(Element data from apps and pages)
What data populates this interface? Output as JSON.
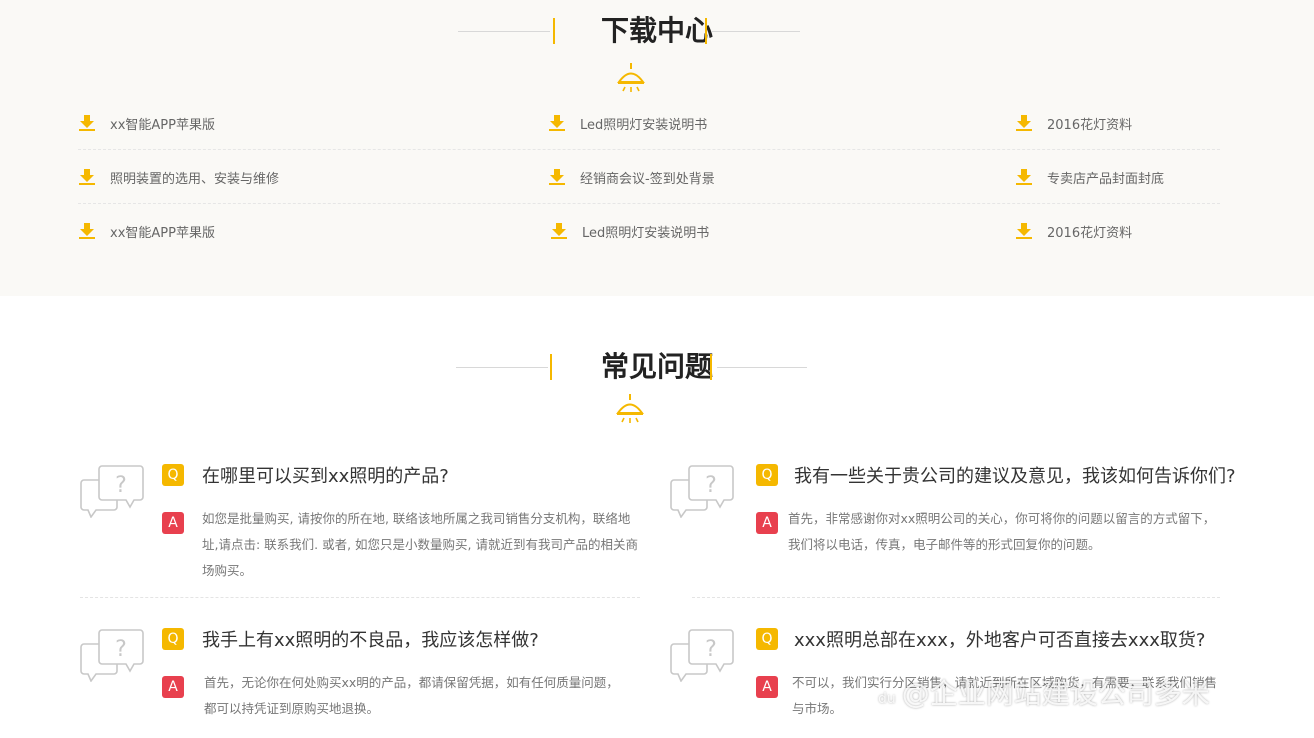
{
  "download": {
    "title": "下载中心",
    "rows": [
      [
        "xx智能APP苹果版",
        "Led照明灯安装说明书",
        "2016花灯资料"
      ],
      [
        "照明装置的选用、安装与维修",
        "经销商会议-签到处背景",
        "专卖店产品封面封底"
      ],
      [
        "xx智能APP苹果版",
        "Led照明灯安装说明书",
        "2016花灯资料"
      ]
    ]
  },
  "faq": {
    "title": "常见问题",
    "q_label": "Q",
    "a_label": "A",
    "items": [
      {
        "q": "在哪里可以买到xx照明的产品?",
        "a": "如您是批量购买, 请按你的所在地, 联络该地所属之我司销售分支机构，联络地址,请点击: 联系我们. 或者, 如您只是小数量购买, 请就近到有我司产品的相关商场购买。"
      },
      {
        "q": "我有一些关于贵公司的建议及意见，我该如何告诉你们?",
        "a": "首先，非常感谢你对xx照明公司的关心，你可将你的问题以留言的方式留下，我们将以电话，传真，电子邮件等的形式回复你的问题。"
      },
      {
        "q": "我手上有xx照明的不良品，我应该怎样做?",
        "a": "首先，无论你在何处购买xx明的产品，都请保留凭据，如有任何质量问题，都可以持凭证到原购买地退换。"
      },
      {
        "q": "xxx照明总部在xxx，外地客户可否直接去xxx取货?",
        "a": "不可以，我们实行分区销售，请就近到所在区域购货，有需要，联系我们销售与市场。"
      }
    ]
  },
  "colors": {
    "accent": "#f5b800",
    "answer": "#e8404e",
    "background_top": "#faf9f6"
  },
  "icons": {
    "download": "download-icon",
    "lamp": "lamp-icon",
    "bubble": "question-bubble-icon"
  },
  "watermark": {
    "prefix": "du",
    "text": "@企业网站建设公司多米"
  }
}
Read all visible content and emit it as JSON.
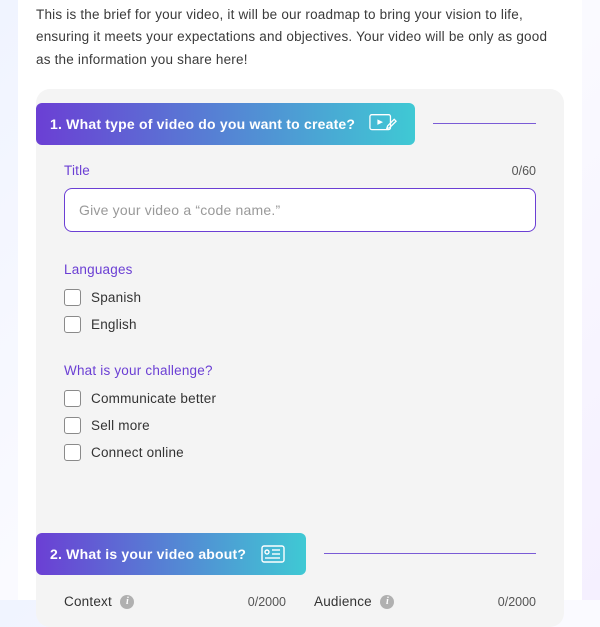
{
  "intro": "This is the brief for your video, it will be our roadmap to bring your vision to life, ensuring it meets your expectations and objectives. Your video will be only as good as the information you share here!",
  "section1": {
    "title": "1. What type of video do you want to create?",
    "titleField": {
      "label": "Title",
      "counter": "0/60",
      "placeholder": "Give your video a “code name.”"
    },
    "languages": {
      "label": "Languages",
      "options": [
        "Spanish",
        "English"
      ]
    },
    "challenge": {
      "label": "What is your challenge?",
      "options": [
        "Communicate better",
        "Sell more",
        "Connect online"
      ]
    }
  },
  "section2": {
    "title": "2. What is your video about?",
    "context": {
      "label": "Context",
      "counter": "0/2000"
    },
    "audience": {
      "label": "Audience",
      "counter": "0/2000"
    }
  }
}
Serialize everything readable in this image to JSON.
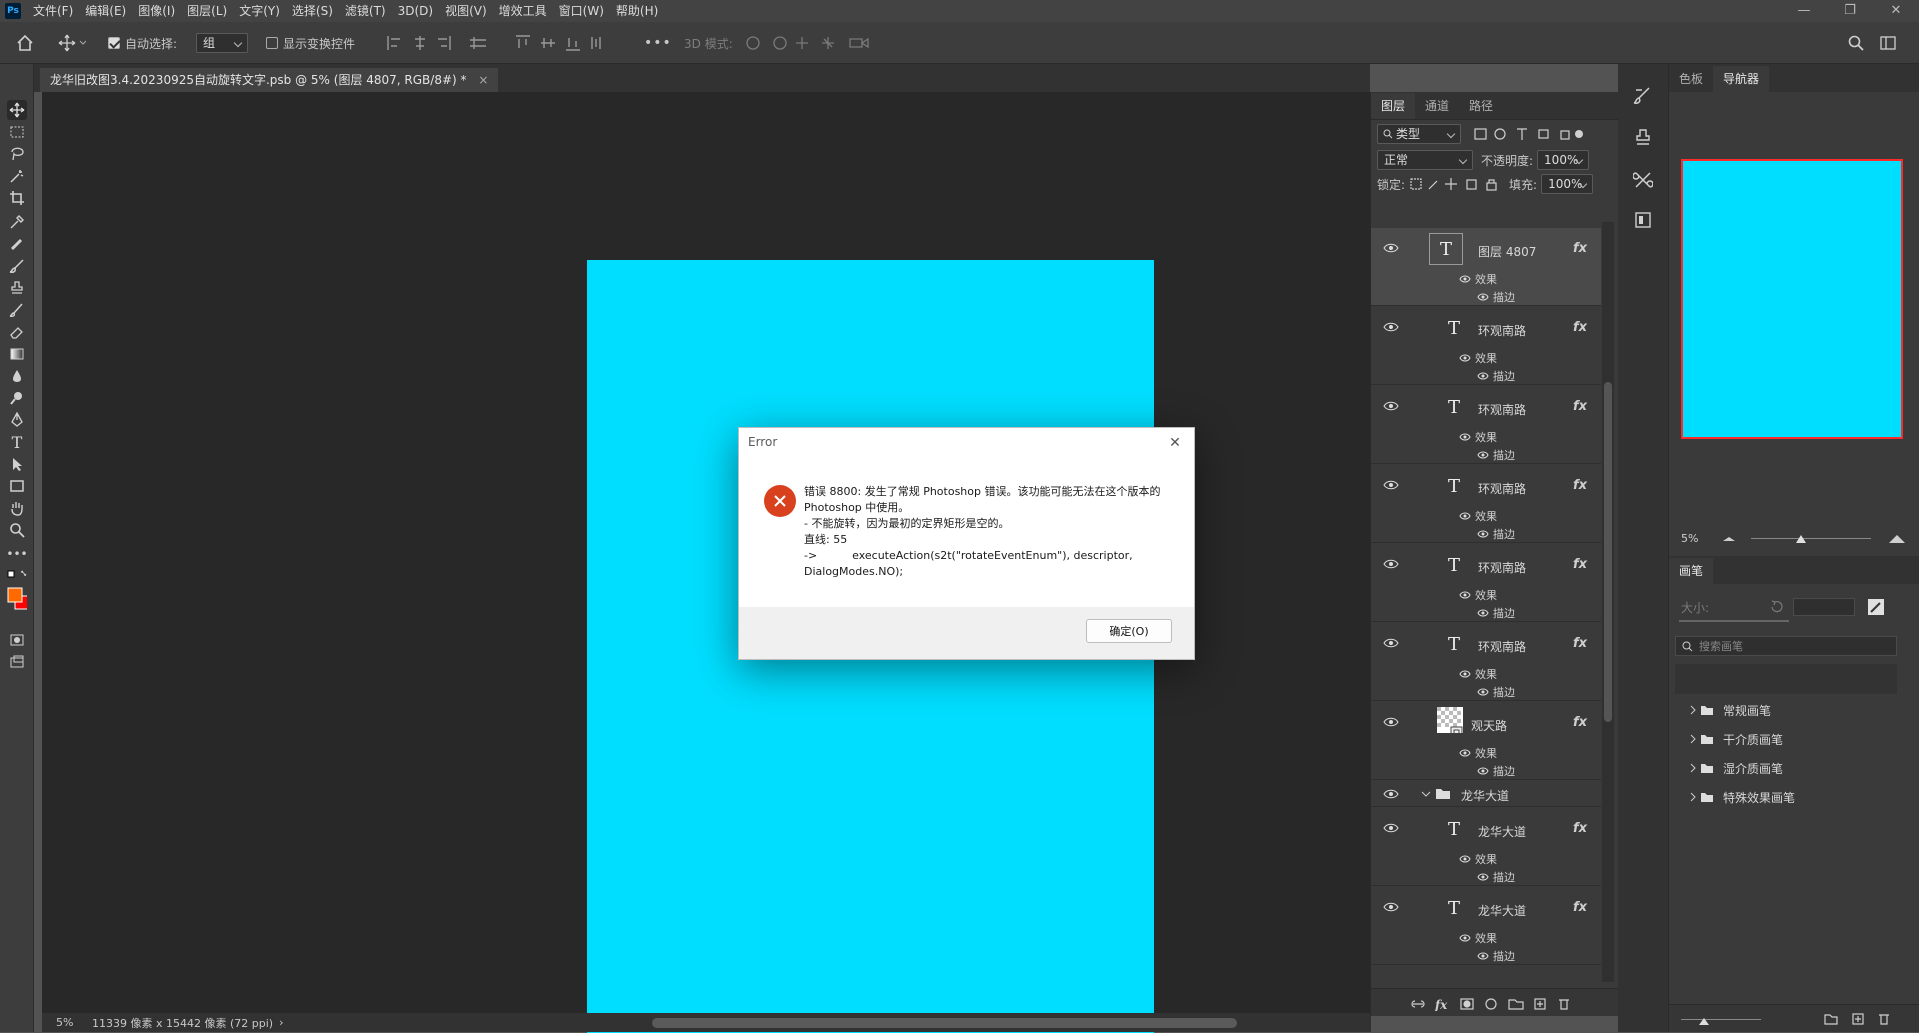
{
  "app": {
    "logo": "Ps"
  },
  "menu": [
    "文件(F)",
    "编辑(E)",
    "图像(I)",
    "图层(L)",
    "文字(Y)",
    "选择(S)",
    "滤镜(T)",
    "3D(D)",
    "视图(V)",
    "增效工具",
    "窗口(W)",
    "帮助(H)"
  ],
  "window_controls": [
    "—",
    "❐",
    "✕"
  ],
  "options_bar": {
    "auto_select_label": "自动选择:",
    "auto_select_value": "组",
    "show_transform_label": "显示变换控件",
    "more": "•••",
    "mode_3d_label": "3D 模式:"
  },
  "document": {
    "tab_title": "龙华旧改图3.4.20230925自动旋转文字.psb @ 5% (图层 4807, RGB/8#) *",
    "tab_close": "×",
    "canvas_color": "#00deff"
  },
  "status": {
    "zoom": "5%",
    "dimensions": "11339 像素 x 15442 像素 (72 ppi)",
    "arrow": "›"
  },
  "layers_panel": {
    "tabs": [
      "图层",
      "通道",
      "路径"
    ],
    "filter_kind": "类型",
    "blend_mode": "正常",
    "opacity_label": "不透明度:",
    "opacity_value": "100%",
    "lock_label": "锁定:",
    "fill_label": "填充:",
    "fill_value": "100%",
    "effects_label": "效果",
    "stroke_label": "描边",
    "fx_label": "fx",
    "layers": [
      {
        "name": "图层 4807",
        "type": "text",
        "selected": true
      },
      {
        "name": "环观南路",
        "type": "text"
      },
      {
        "name": "环观南路",
        "type": "text"
      },
      {
        "name": "环观南路",
        "type": "text"
      },
      {
        "name": "环观南路",
        "type": "text"
      },
      {
        "name": "环观南路",
        "type": "text"
      },
      {
        "name": "观天路",
        "type": "smart"
      },
      {
        "name": "龙华大道",
        "type": "group"
      },
      {
        "name": "龙华大道",
        "type": "text"
      },
      {
        "name": "龙华大道",
        "type": "text"
      }
    ]
  },
  "navigator": {
    "tabs": [
      "色板",
      "导航器"
    ],
    "zoom": "5%"
  },
  "brushes": {
    "tab": "画笔",
    "size_label": "大小:",
    "search_placeholder": "搜索画笔",
    "folders": [
      "常规画笔",
      "干介质画笔",
      "湿介质画笔",
      "特殊效果画笔"
    ]
  },
  "dialog": {
    "title": "Error",
    "message": "错误 8800: 发生了常规 Photoshop 错误。该功能可能无法在这个版本的\nPhotoshop 中使用。\n- 不能旋转，因为最初的定界矩形是空的。\n直线: 55\n->          executeAction(s2t(\"rotateEventEnum\"), descriptor,\nDialogModes.NO);",
    "ok_label": "确定(O)",
    "close": "✕",
    "icon_color": "#d9411e"
  }
}
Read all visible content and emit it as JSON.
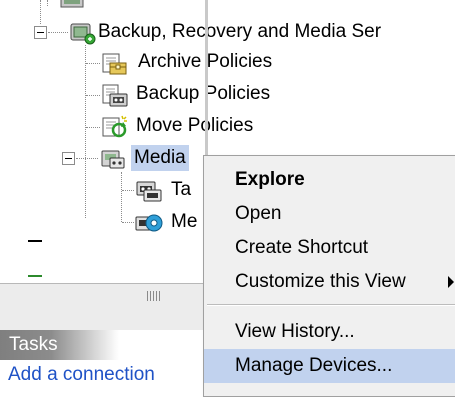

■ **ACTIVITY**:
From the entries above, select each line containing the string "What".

■ **REPLY TO THE EXERCISE**:
What data populates this interface? Output as JSON.
    "title": "1. What type of video do you want to create?",
      "label": "What is your challenge?",
    "title": "2. What is your video about?",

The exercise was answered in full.